Johns Hopkins Cardilogist Wins Grant to Develop Surgical Device
Perceptive Navigation, a medical device start-up company whose chief executive is Johns Hopkins cardiologist Dr. Ted Abraham, won a highly competitive Small Business Innovation Research (SBIR) Phase 2 grant. Perceptive Navigation, located at the Johns Hopkins University Montgomery County Campus, works to commercialize the Vu-Cath, an image-guided catheter that can be used in complex surgeries. The device, which is on a needle, is used while doing medical procedures on small areas of the body.
The federal government’s SBIR program encourages small businesses to embark on research and development that has the potential for commercialization.“Through a competitive awards-based program, SBIR enables small businesses to explore their technological potential and provides the incentive to profit from its commercialization,” according to the program’s website. “By including qualified small businesses in the nation's R&D arena, high-tech innovation is stimulated and the United States gains entrepreneurial spirit as it meets its specific research and development needs.”
Hopkins Happenings asked Dr. Abraham to discuss his SBIR grant. Abraham is director of Johns Hopkins Hypertrophic Cardiomyopathy Center of Excellence and an associate professor of medicine.
Hopkins Happenings: Tell us about Perceptive Navigation.
Abraham: Perceptive Navigation is a medical device development company that seeks to commercialize an imaging-based interventional catheter device that could be used in multiple medical and surgical disciplines. These include but are not limited to interventional radiology, cardiology, pulmonology and urology.
Hopkins Happenings: How much is Perceptive Navigation receiving through the SBIR grant? How will the grant money be used?
Abraham: The SBIR grant will provide Perceptive Navigation just over $1 million to refine the current prototype device and to test it in preclinical studies and initial human pilot studies.
Hopkins Happenings: What is the problem your device is trying to solve?
Abraham: In almost all disease conditions, access to tissue is often critical to confirming the diagnoses and delivering definitive therapy to a particular location. The current means of access are limited and fail in about a third of the attempts. Perceptive Navigation devices will provide a reliable, safe and economical way of accessing various tissues and organs without the need for expensive instrumentation or high-end facilities.
Hopkins Happenings: What is the next step?
Abraham: Our next critical steps are to refine our current prototype and make it production and clinical grade. This will enable us to conduct essential studies in the preclinical and clinical setting. We are also in the process of submitting our FDA application.
Hopkins Happenings: What else would you like to add?
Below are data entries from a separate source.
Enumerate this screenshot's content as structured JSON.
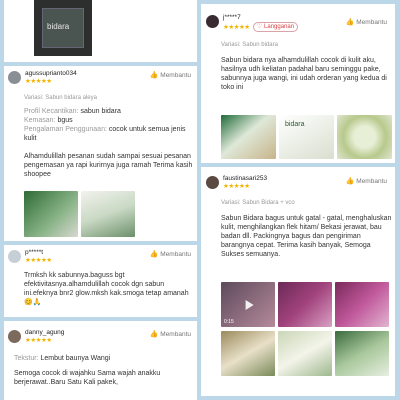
{
  "colors": {
    "background": "#bcd7e7",
    "star": "#f0b400",
    "badge": "#d44"
  },
  "common": {
    "helpful_label": "Membantu",
    "stars": "★★★★★",
    "thumb_icon": "thumbs-up-icon"
  },
  "card_top_photo": {
    "brand_text": "bidara"
  },
  "review1": {
    "username": "agussuprianto034",
    "variant": "Variasi: Sabun bidara aleya",
    "lines": [
      {
        "label": "Profil Kecantikan:",
        "value": "sabun bidara"
      },
      {
        "label": "Kemasan:",
        "value": "bgus"
      },
      {
        "label": "Pengalaman Penggunaan:",
        "value": "cocok untuk semua jenis kulit"
      }
    ],
    "text": "Alhamdulillah pesanan sudah sampai sesuai pesanan pengemasan ya rapi kurirnya juga ramah Terima kasih shoopee"
  },
  "review2": {
    "username": "p*****t",
    "text": "Trmksh kk sabunnya.baguss bgt efektivitasnya.alhamdulillah cocok dgn sabun ini.efeknya bnr2 glow.mksh kak.smoga tetap amanah😊🙏"
  },
  "review3": {
    "username": "danny_agung",
    "lines": [
      {
        "label": "Tekstur:",
        "value": "Lembut baunya Wangi"
      }
    ],
    "text": "Semoga cocok di wajahku Sama wajah anakku berjerawat..Baru Satu Kali pakek,"
  },
  "review4": {
    "username": "j*****7",
    "badge": "Langganan",
    "variant": "Variasi: Sabun bidara",
    "text": "Sabun bidara nya alhamdulillah cocok di kulit aku, hasilnya udh keliatan padahal baru seminggu pake, sabunnya juga wangi, ini udah orderan yang kedua di toko ini",
    "photo_label": "bidara"
  },
  "review5": {
    "username": "faustinasari253",
    "variant": "Variasi: Sabun Bidara + vco",
    "text": "Sabun Bidara bagus untuk gatal - gatal, menghaluskan kulit, menghilangkan flek hitam/ Bekasi jerawat, bau badan dll. Packingnya bagus dan pengiriman barangnya cepat. Terima kasih banyak, Semoga Sukses semuanya.",
    "video_duration": "0:15"
  }
}
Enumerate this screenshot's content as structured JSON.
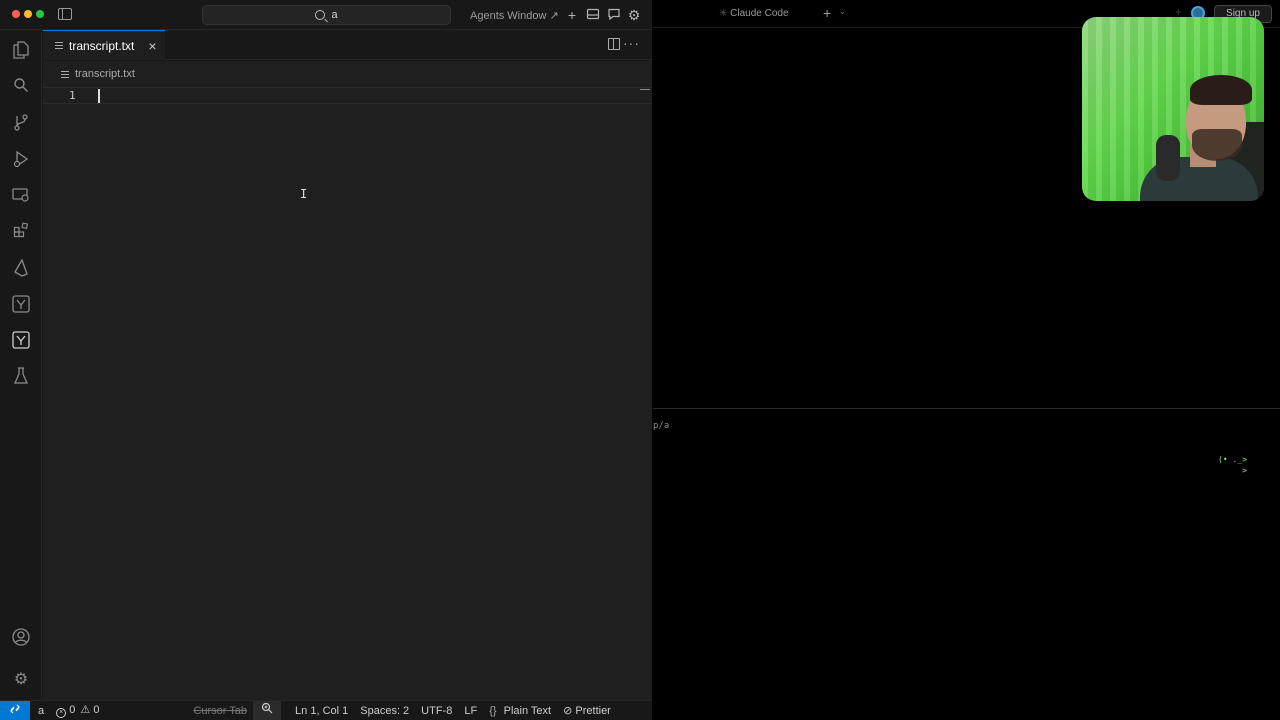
{
  "titlebar": {
    "search_text": "a",
    "agents_window_label": "Agents Window",
    "agents_window_arrow": "↗"
  },
  "tabs": [
    {
      "label": "transcript.txt",
      "close": "×"
    }
  ],
  "breadcrumb": {
    "file": "transcript.txt"
  },
  "editor": {
    "line_numbers": [
      "1"
    ]
  },
  "statusbar": {
    "workspace": "a",
    "errors": "0",
    "warnings": "0",
    "cursor_tab": "Cursor Tab",
    "position": "Ln 1, Col 1",
    "indentation": "Spaces: 2",
    "encoding": "UTF-8",
    "eol": "LF",
    "language_brace": "{}",
    "language": "Plain Text",
    "formatter": "Prettier"
  },
  "terminal": {
    "tab_title": "Claude Code",
    "signup_label": "Sign up",
    "path_text": "p/a",
    "ascii_art": "(• ._>\n     >"
  },
  "colors": {
    "accent": "#0078d4",
    "editor_bg": "#1f1f1f",
    "chrome_bg": "#181818",
    "terminal_bg": "#000000"
  }
}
Abraham: Perceptive Navigation estimates that we are about 18 to 24 months from a marketable device. We have accordingly expanded our team bringing on (BioHealth Innovation Entrepreneur-in-Residence) Todd Chappell as the chief executive officer and Paul Southworth as our senior advisor. Todd and Paul have extensive experience with university-based startup-up companies and have developed successful companies and been extremely effective in taking innovative medical products to market.